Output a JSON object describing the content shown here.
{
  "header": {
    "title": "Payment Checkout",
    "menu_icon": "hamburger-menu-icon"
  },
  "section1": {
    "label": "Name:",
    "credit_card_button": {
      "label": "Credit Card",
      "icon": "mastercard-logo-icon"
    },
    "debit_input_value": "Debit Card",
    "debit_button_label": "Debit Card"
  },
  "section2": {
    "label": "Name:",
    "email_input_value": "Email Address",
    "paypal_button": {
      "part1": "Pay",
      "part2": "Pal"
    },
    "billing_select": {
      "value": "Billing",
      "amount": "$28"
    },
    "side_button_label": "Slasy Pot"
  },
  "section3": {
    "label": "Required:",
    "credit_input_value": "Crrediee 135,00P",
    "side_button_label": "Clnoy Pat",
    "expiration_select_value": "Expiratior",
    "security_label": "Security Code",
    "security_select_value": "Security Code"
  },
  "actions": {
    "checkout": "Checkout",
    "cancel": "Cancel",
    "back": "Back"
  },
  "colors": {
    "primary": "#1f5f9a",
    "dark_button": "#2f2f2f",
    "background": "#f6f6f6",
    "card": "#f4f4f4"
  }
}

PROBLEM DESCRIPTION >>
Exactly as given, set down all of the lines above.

RESULT OF THE TASK >>
Output a JSON object describing the content shown here.
{
  "header": {
    "title": "Payment Checkout",
    "menu_icon": "hamburger-menu-icon"
  },
  "section1": {
    "label": "Name:",
    "credit_card_button": {
      "label": "Credit Card",
      "icon": "mastercard-logo-icon"
    },
    "debit_input_value": "Debit Card",
    "debit_button_label": "Debit Card"
  },
  "section2": {
    "label": "Name:",
    "email_input_value": "Email Address",
    "paypal_button": {
      "part1": "Pay",
      "part2": "Pal"
    },
    "billing_select": {
      "value": "Billing",
      "amount": "$28"
    },
    "side_button_label": "Slasy Pot"
  },
  "section3": {
    "label": "Required:",
    "credit_input_value": "Crrediee 135,00P",
    "side_button_label": "Clnoy Pat",
    "expiration_select_value": "Expiratior",
    "security_label": "Security Code",
    "security_select_value": "Security Code"
  },
  "actions": {
    "checkout": "Checkout",
    "cancel": "Cancel",
    "back": "Back"
  },
  "colors": {
    "primary": "#1f5f9a",
    "dark_button": "#2f2f2f",
    "background": "#f6f6f6",
    "card": "#f4f4f4"
  }
}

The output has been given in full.